I was born here in Minnesota, and have lived here my entire life, but my parents moved here only a few months before I was born. This complicates the answer to the question, "Where are you from?" I call Cottage Grove, MN home, and technically I come from St. Paul Children's Hospital, but I trace my family lineage back to the small Caribbean island of Antigua. Both my parents were born there, and spent their formative years there. My grandparents emigrated from neighboring islands before them, and a few generations before that you would likely have to ask the Trans Atlantic Slave Trade.

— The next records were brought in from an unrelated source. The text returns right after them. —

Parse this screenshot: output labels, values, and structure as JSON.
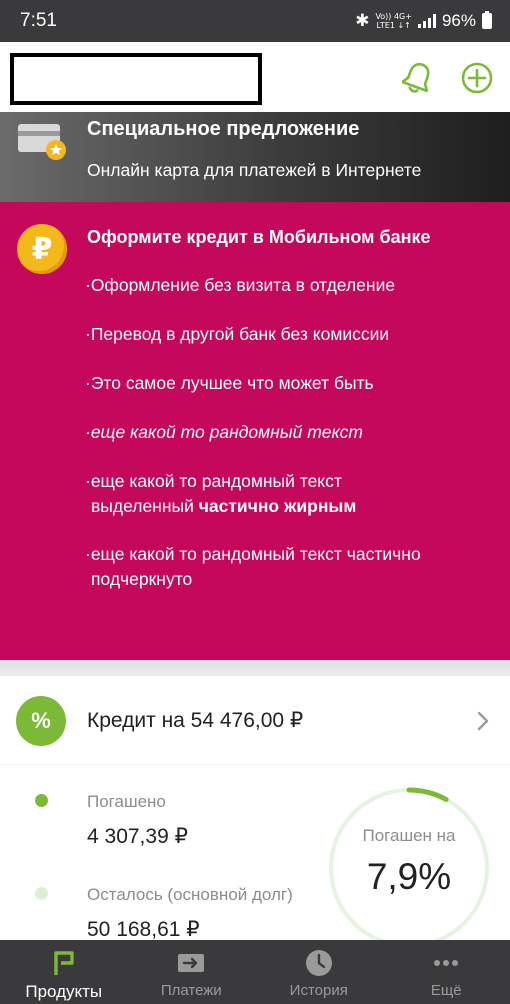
{
  "status_bar": {
    "time": "7:51",
    "network_top": "Vo)) 4G+",
    "network_bottom": "LTE1 ↓↑",
    "battery": "96%"
  },
  "header": {
    "icons": [
      "bell-icon",
      "add-circle-icon"
    ],
    "accent": "#7cb936"
  },
  "special_offer": {
    "title": "Специальное предложение",
    "subtitle": "Онлайн карта для платежей в Интернете",
    "icon": "card-star-icon"
  },
  "promo": {
    "title": "Оформите кредит в Мобильном банке",
    "icon": "ruble-coin-icon",
    "coin_symbol": "₽",
    "bg_color": "#c4085c",
    "items": [
      {
        "text": "·Оформление без визита в отделение"
      },
      {
        "text": "·Перевод в другой банк без комиссии"
      },
      {
        "text": "·Это самое лучшее что может быть"
      },
      {
        "text": "·еще какой то рандомный текст"
      },
      {
        "line1": "·еще какой то рандомный текст",
        "line2_regular": "выделенный ",
        "line2_bold": "частично жирным"
      },
      {
        "line1": "·еще какой то рандомный текст частично",
        "line2": "подчеркнуто"
      }
    ]
  },
  "credit": {
    "icon_symbol": "%",
    "title": "Кредит на 54 476,00 ₽",
    "paid_label": "Погашено",
    "paid_value": "4 307,39 ₽",
    "remaining_label": "Осталось (основной долг)",
    "remaining_value": "50 168,61 ₽",
    "ring_label": "Погашен на",
    "ring_value": "7,9%",
    "paid_fraction": 0.079,
    "paid_color": "#7cb936",
    "remaining_color": "#dcefd6"
  },
  "bottom_nav": {
    "items": [
      {
        "label": "Продукты",
        "icon": "products-logo-icon",
        "active": true
      },
      {
        "label": "Платежи",
        "icon": "payments-arrow-icon",
        "active": false
      },
      {
        "label": "История",
        "icon": "history-clock-icon",
        "active": false
      },
      {
        "label": "Ещё",
        "icon": "more-dots-icon",
        "active": false
      }
    ]
  }
}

I and my siblings have gotten the chance to visit Antigua every few years since we were little, and I am struck by the curious relationship we have with the island, somewhere between quasi-expatriate Antiguans and foreign tourists. Antigua's economy relies mainly on tourism, and polished resorts on white sand beaches are the images that the island projects beyond its shores, and the spaces that most visitors inhabit. When my family visits however, we stay in my grandmother's house on a plot of land that used to grow sugar cane. We spend some days at the beach, but more often we are in my aunts car, driving to various parts of the island to see my father's cousins, or an old school friend of my mother. We get to see less curated parts of the island that are removed from the paradise imagery that Antigua exports to lodge itself in our imagination and culture.
I am working on a piece about Antigua, and I called my grandmother a few days ago in hopes of hearing some stories about her life on the island. I wanted to get a sense of the daily reality of existing in that environment. Gran is starting to have some memory loss, so my aunt was in the background egging her on and trying to jog her memory, but she told me about the intersecting streets she lived on after she married my grandfather, and the neighbors, and how you could see the ocean at the end of the street if you stepped out into the yard. They used to get up at 5am to go down to the sea and swim, and be back in time for work at 9. I am planning to use these and other stories in the show to give viewers a perspective of the island that is more concrete and specific than just white sand and palm trees. What would you been interested in learning about the experience of growing up and growing old in Antigua? I have many more conversations planned in preperation for this piece.
This past Saturday my friend Tiana and I took a road trip down to Rochester so that I could check out the space at the Rochester Art Center where my show will be. It was beautiful day for a drive, with the sun shining down on the open spaces of southern Minnesota.
Now that I know, I want you to know too! I have been invited to exhibit at the Rochester Art Center in Rochester Minnesota as part of their 2017 RAC Emerging Artists Series. I have begun creating new artwork that will be on display from March 22nd to May 28th in the 2nd floor gallery. Mark your calendars for the opening reception on Thursday, March 23rd, from 6 to 8 pm, featuring an artist talk at 6:30.
Executive Director Megan Johnston and Curator Su Legatt visited me in my home studio earlier this month, and we had a fruitful conversation about the current direction of my work, and our vision for the exhibition. I am planning to employ more map imagery to talk about the places I’ve called home.
I will be resurrecting my blog in some capacity to catch you up on the past few months, and keep you in the loop as I start preparing for the show in earnest. You can learn more about the Rochester Art Center by visiting their website.
See you in 2017!